Sundari: This is true, there are no real “wrong” choices. All choices are part of the field, and whichever choice you make will take you where you are supposed to go. There is no such thing as fate or chance, everything is run by Isvara, or the gunas, and works out perfectly, all appearances to the contrary notwithstanding.
The only issue here is who you take yourself to be. If you think you are the jiva and can “get” something from the objects, believing the joy exists in them, you will be sadly disappointed over and over again. This is the source of all suffering because the objects are all empty, value-neutral and incapable of giving anything other than temporary bliss.
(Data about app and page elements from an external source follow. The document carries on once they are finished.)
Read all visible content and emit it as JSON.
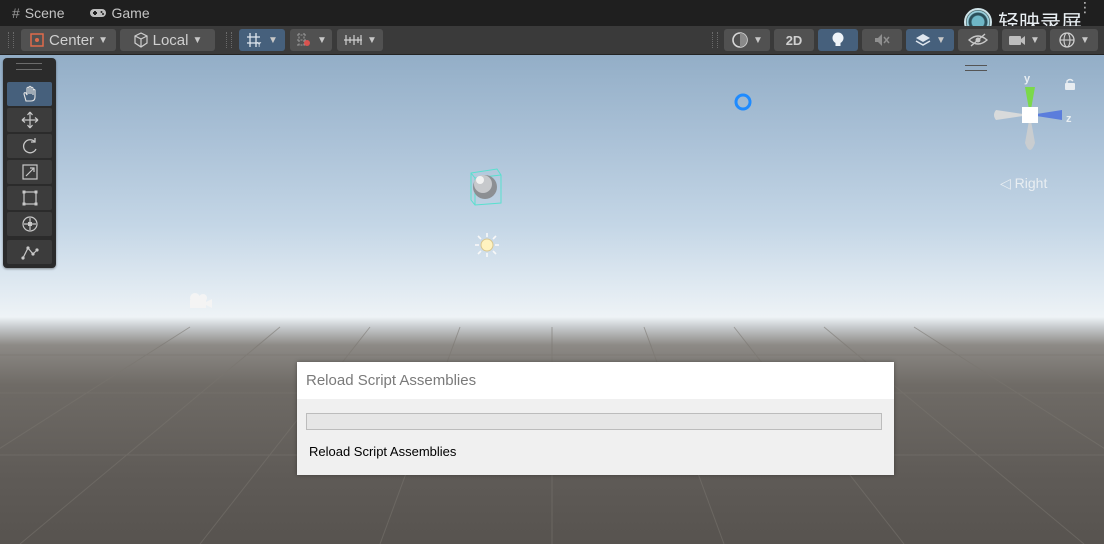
{
  "tabs": [
    {
      "label": "Scene",
      "icon": "grid-icon"
    },
    {
      "label": "Game",
      "icon": "gamepad-icon"
    }
  ],
  "watermark": {
    "text": "轻映录屏"
  },
  "toolbar": {
    "pivot_mode": "Center",
    "pivot_rotation": "Local",
    "view_2d": "2D"
  },
  "tools": [
    "hand-tool",
    "move-tool",
    "rotate-tool",
    "scale-tool",
    "rect-tool",
    "transform-tool",
    "custom-tool"
  ],
  "gizmo": {
    "y": "y",
    "z": "z",
    "view": "Right"
  },
  "dialog": {
    "title": "Reload Script Assemblies",
    "status": "Reload Script Assemblies",
    "progress": 0
  },
  "colors": {
    "accent_active": "#46607c",
    "progress_green": "#06b025"
  }
}
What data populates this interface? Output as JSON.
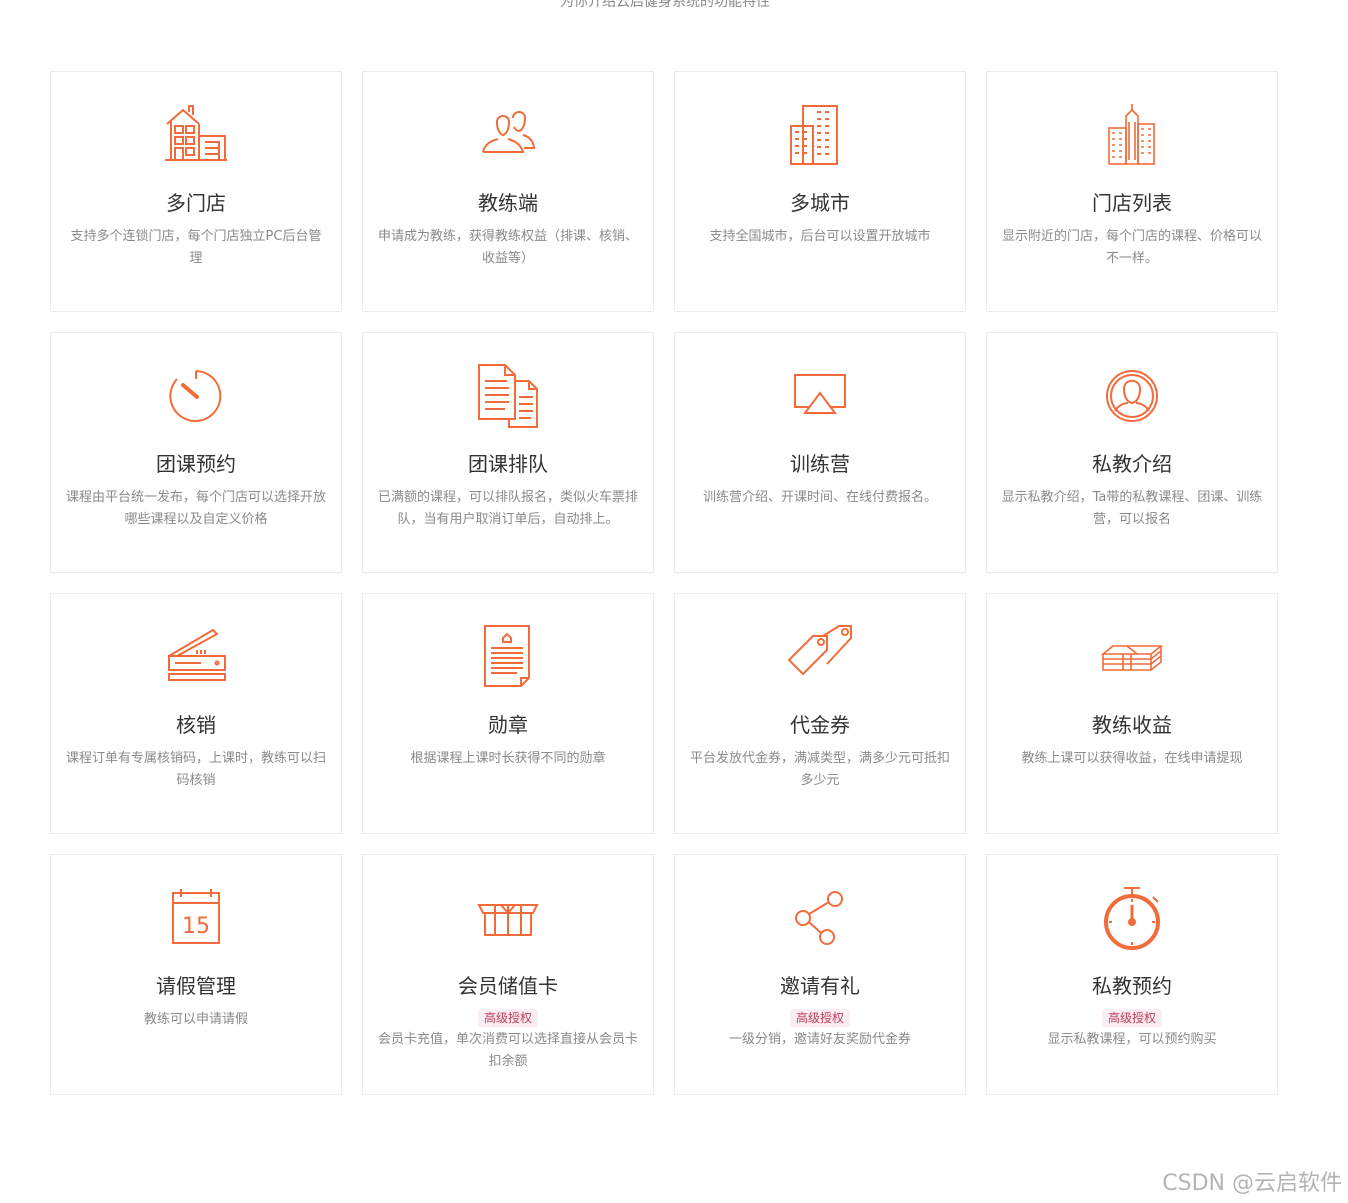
{
  "header": {
    "subtitle": "为你介绍云启健身系统的功能特性"
  },
  "features": [
    {
      "icon": "store-building-icon",
      "title": "多门店",
      "desc": "支持多个连锁门店，每个门店独立PC后台管理"
    },
    {
      "icon": "users-icon",
      "title": "教练端",
      "desc": "申请成为教练，获得教练权益（排课、核销、收益等）"
    },
    {
      "icon": "city-buildings-icon",
      "title": "多城市",
      "desc": "支持全国城市，后台可以设置开放城市"
    },
    {
      "icon": "skyscraper-icon",
      "title": "门店列表",
      "desc": "显示附近的门店，每个门店的课程、价格可以不一样。"
    },
    {
      "icon": "gauge-timer-icon",
      "title": "团课预约",
      "desc": "课程由平台统一发布，每个门店可以选择开放哪些课程以及自定义价格"
    },
    {
      "icon": "documents-icon",
      "title": "团课排队",
      "desc": "已满额的课程，可以排队报名，类似火车票排队，当有用户取消订单后，自动排上。"
    },
    {
      "icon": "screen-cast-icon",
      "title": "训练营",
      "desc": "训练营介绍、开课时间、在线付费报名。"
    },
    {
      "icon": "user-circle-icon",
      "title": "私教介绍",
      "desc": "显示私教介绍，Ta带的私教课程、团课、训练营，可以报名"
    },
    {
      "icon": "scanner-icon",
      "title": "核销",
      "desc": "课程订单有专属核销码，上课时，教练可以扫码核销"
    },
    {
      "icon": "certificate-icon",
      "title": "勋章",
      "desc": "根据课程上课时长获得不同的勋章"
    },
    {
      "icon": "price-tags-icon",
      "title": "代金券",
      "desc": "平台发放代金券，满减类型，满多少元可抵扣多少元"
    },
    {
      "icon": "money-stack-icon",
      "title": "教练收益",
      "desc": "教练上课可以获得收益，在线申请提现"
    },
    {
      "icon": "calendar-icon",
      "title": "请假管理",
      "desc": "教练可以申请请假",
      "calendar_day": "15"
    },
    {
      "icon": "gift-box-icon",
      "title": "会员储值卡",
      "badge": "高级授权",
      "desc": "会员卡充值，单次消费可以选择直接从会员卡扣余额"
    },
    {
      "icon": "share-icon",
      "title": "邀请有礼",
      "badge": "高级授权",
      "desc": "一级分销，邀请好友奖励代金券"
    },
    {
      "icon": "stopwatch-icon",
      "title": "私教预约",
      "badge": "高级授权",
      "desc": "显示私教课程，可以预约购买"
    }
  ],
  "watermark": "CSDN @云启软件",
  "colors": {
    "accent": "#f26b3a",
    "text": "#333333",
    "muted": "#8a8a8a",
    "badge_text": "#c23a5c",
    "badge_bg": "#fbeef1"
  }
}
So, driven by desire, the jiva with its likes and dislikes sooner or later inevitably concludes that samsara is a zero-sum game.
Kumal: Choice exists, if only for one to discover the meaning of life and how precious it is and not to exist as a mere automaton.
Sundari: The only meaning of life is to discover your true nature as awareness. If freedom, or moksa, is part of the jiva’s karma and if the individual is qualified and has understood that the objects are empty, then Vedanta comes to the jiva. This is why the qualifications are so important for Vedanta; it takes a mature mind to assimilate the knowledge. Vedanta is the only complete means of knowledge available to remove the ignorance of your true nature and to free you from the person. But, the mind must first be purified to receive the knowledge.
Kumal: We live in a world where only good ever happens and evil has no place, and every choice is a good one and every chance is worth taking.
Sundari: This is true, it is a benign world when you understand its true nature. Non-duality is not opposed to duality, it just reveals what it is and sets you free of it. Nor does duality disappear when you have realised your true non-dual nature. This is the same as saying ignorance is not a problem when you know what it is; it only has power of you when you don’t know what it is. Ignorance (rajas/tamas) is what creates all the suffering and the so-called “evil,” all the bad things that happen.
When ignorance of your true nature is removed by self-knowledge, this is the end of suffering for the person. As long as you take yourself to be the person, you are bound by the gunas, chasing objects, thinking that the joy comes from them. Nothing in samsara lasts, so when you are free of it, it can no longer harm you or cause you suffering. You will know that nothing can add to you or take away from you: YOU are fullness, purna. Then life is beautiful, and the only security that is real is known to be you, awareness. Nothing gives it to you and nothing takes it away.
Kumal: The dialogue or monologue by Sarah Conner in Terminator II, “No fate but what we make,” rings true to one’s own experience.
Sundari: This is a belief that the so-called spiritual arena likes to believe is true, which is why The Secret was so popular. It has no real bearing on truth though, because no one “makes their own fate.” It is true that it seems like you have a choice as to how you respond to the events of your life, but it is not “your” life. “Your” life belongs to Isvara; how it turns out is not up to the jiva and never will be. As I have already stated several times already, it is “your” conditioning that causes you to respond however you do, positively or negatively. But your conditioning is given to you by Isvara as well.
This last statement of yours is only relatively true if you take yourself to be a person; you then have an apparent choice to follow dharma or not, but what do you think determines that choice? Only the gunas, or Isvara. The doer is only one constituent that makes up the field of action. There are many other constituents at play, as mentioned a few times in this email.
However, as I stated above, it is true that the dharma field is a lawful universe and operates according to certain universal principles. If as the jiva you understand and operate within these laws, you can take the appropriate action to achieve a desired result. If this were not the case and the individual could not succeed at anything, then no one would take any action, because what would be the point?
~ Om and prem, Sundari